The rule change should reduce Florida movants’ summary judgment burden. Significantly, movants will no longer be required “to conclusively negate an opposing party’s claim before the burden shifts to the nonmoving party.” See, Wendel v. Mease Hospital, Inc., 291 So. 3d 1000, 1001-02 (Fla. 2d DCA 2020) (citing Celotex Corp. v. Catrett, supra). Also, the amended standard will permit the trial court to “assess the proof and ‘where the record taken as a whole could not lead a rational trier of fact to find for the non-moving party, there is no genuine issue for trial.’ ” Lopez v. Wilsonart, LLC, 275 So. 3d 831, 834 n.1 (Fla. 5th DCA 2019) (quoting Matsushita Elec. Indus. Co. v. Zenith Radio Corp., 475 U.S. at 587). These changes should result in more Florida claims and affirmative defenses being resolved at least in part by summary judgment.

The Florida Supreme Court has not yet expressly stated how or whether the rule change will apply to existing cases.
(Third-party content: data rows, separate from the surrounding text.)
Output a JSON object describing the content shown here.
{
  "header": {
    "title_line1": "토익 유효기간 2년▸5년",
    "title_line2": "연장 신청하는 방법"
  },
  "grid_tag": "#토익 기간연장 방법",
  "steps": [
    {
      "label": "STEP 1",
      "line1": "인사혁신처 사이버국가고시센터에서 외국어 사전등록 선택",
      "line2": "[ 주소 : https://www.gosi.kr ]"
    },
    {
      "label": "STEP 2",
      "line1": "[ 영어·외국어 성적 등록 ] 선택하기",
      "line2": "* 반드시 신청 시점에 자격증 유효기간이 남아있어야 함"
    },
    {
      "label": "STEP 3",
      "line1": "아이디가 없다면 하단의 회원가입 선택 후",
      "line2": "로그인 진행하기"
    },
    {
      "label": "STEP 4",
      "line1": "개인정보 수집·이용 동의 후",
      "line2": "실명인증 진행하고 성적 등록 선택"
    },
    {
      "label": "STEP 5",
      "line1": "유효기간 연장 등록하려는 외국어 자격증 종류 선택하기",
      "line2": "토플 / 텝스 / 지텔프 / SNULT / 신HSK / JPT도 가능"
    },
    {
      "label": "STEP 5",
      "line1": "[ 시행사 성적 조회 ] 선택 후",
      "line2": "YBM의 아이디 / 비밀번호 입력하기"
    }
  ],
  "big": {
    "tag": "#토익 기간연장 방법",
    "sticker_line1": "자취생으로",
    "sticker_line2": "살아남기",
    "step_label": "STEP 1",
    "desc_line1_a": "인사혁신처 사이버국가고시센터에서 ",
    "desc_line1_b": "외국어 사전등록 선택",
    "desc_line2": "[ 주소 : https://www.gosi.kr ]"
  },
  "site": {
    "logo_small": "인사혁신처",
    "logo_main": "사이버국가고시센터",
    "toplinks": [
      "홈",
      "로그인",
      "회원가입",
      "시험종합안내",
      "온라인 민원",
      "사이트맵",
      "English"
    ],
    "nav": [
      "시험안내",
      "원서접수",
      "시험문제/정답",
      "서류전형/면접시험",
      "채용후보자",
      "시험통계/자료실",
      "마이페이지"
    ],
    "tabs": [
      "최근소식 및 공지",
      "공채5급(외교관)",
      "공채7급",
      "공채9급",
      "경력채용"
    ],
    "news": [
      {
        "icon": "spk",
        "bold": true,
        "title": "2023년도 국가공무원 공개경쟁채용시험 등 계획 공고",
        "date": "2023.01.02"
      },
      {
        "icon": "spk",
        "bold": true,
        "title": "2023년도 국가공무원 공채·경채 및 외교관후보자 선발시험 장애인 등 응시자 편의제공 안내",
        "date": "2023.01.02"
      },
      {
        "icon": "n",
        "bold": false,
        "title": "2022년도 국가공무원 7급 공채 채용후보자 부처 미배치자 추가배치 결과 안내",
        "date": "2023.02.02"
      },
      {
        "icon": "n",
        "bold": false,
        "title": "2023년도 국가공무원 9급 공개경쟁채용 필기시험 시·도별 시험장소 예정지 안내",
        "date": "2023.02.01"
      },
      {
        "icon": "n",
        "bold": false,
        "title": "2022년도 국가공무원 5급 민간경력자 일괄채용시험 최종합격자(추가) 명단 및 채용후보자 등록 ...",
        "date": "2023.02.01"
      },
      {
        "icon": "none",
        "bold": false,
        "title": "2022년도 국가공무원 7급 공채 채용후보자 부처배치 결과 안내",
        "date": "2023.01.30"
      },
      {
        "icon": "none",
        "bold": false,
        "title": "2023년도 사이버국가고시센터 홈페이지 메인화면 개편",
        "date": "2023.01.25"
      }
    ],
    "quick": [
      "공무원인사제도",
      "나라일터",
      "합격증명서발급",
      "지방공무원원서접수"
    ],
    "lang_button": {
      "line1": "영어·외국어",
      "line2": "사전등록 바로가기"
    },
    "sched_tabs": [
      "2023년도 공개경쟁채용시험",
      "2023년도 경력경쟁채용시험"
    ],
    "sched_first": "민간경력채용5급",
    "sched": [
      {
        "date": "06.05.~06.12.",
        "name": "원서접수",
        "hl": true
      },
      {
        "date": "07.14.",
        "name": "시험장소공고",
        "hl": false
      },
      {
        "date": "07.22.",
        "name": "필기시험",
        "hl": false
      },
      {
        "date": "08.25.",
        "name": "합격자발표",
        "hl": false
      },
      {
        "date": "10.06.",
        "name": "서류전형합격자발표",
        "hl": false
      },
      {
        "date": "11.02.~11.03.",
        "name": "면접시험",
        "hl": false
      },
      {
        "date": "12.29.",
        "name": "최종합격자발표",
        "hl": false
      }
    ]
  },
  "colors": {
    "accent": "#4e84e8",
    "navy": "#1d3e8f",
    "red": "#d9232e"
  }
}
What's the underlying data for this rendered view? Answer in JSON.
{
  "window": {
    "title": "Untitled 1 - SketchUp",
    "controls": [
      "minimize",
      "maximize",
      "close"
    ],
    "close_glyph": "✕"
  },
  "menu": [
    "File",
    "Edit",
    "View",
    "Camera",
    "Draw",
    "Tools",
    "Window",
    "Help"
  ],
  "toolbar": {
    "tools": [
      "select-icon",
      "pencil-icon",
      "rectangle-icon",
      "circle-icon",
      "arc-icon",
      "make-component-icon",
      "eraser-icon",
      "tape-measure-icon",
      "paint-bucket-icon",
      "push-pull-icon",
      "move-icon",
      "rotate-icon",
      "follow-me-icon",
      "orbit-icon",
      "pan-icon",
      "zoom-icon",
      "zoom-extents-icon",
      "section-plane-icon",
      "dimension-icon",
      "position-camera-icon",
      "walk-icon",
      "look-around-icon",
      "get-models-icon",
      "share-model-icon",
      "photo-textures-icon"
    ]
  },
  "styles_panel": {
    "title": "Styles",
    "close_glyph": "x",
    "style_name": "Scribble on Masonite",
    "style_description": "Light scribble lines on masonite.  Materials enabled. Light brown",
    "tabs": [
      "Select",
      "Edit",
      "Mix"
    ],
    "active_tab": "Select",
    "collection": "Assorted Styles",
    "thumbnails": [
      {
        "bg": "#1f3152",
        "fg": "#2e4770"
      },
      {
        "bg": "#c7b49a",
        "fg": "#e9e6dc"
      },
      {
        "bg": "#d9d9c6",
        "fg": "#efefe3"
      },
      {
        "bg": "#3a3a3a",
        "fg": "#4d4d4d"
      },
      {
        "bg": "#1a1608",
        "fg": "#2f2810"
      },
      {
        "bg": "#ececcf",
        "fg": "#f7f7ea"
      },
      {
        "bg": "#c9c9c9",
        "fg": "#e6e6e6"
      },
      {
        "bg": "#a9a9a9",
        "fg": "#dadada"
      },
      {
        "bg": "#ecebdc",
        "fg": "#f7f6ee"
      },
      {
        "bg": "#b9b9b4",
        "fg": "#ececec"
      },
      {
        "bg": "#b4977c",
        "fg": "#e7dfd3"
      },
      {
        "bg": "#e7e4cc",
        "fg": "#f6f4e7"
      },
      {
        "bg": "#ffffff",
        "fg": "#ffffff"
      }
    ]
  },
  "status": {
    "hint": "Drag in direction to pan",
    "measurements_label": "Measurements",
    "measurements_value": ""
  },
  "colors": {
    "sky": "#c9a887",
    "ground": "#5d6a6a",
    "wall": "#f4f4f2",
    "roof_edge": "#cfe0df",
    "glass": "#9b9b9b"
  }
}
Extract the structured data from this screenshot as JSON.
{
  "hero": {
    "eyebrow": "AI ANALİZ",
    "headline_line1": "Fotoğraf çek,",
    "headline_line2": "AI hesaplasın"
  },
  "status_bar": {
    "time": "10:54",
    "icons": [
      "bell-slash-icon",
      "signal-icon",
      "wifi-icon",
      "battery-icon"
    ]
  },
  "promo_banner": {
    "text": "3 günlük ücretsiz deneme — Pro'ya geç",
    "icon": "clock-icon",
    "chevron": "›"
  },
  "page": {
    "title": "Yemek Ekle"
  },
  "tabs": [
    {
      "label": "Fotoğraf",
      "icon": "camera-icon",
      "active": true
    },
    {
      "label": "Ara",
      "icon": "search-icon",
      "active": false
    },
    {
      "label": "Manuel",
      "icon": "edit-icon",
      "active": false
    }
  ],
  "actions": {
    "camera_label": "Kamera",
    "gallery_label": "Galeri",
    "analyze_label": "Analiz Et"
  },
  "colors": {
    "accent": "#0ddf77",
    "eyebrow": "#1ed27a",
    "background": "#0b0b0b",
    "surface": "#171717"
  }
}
But generally, in Florida, procedural or remedial changes “are to be applied retrospectively and are to be applied to pending cases.” Alamo Rent-a-Car, Inc. v. Mancusi, 632 So. 2d 1352, 1358 (Fla. 1994). Also, in a companion case, the Florida Supreme Court noted that it was affirming the reversal of a defendant’s summary judgment under the old Florida standard “without prejudice to the [movant’s] ability to seek summary judgment under Florida’s new summary judgment standard, once our rule amendment takes effect.” Wilsonart, LLC v. Lopez, No. SC19-1336 (Fla. Dec. 31, 2020). Accordingly, Florida attorneys should be prepared to have this rule change apply to all cases, even cases that have been pending for years, on May 1, 2021.

This Post Has 0 Comments

Leave a Reply

richard asfar

Richard N. “Ric” Asfar is an AV-rated civil litigator and appellate advocate with over a dozen years of experience. He has represented individuals, government entities, and businesses of all sizes in a wide range of matters in Florida and California. As an admitted “law geek” who has read thousands of published opinions, Ric uses his in-depth knowledge of the finer points of law to successfully advance his clients’ objectives.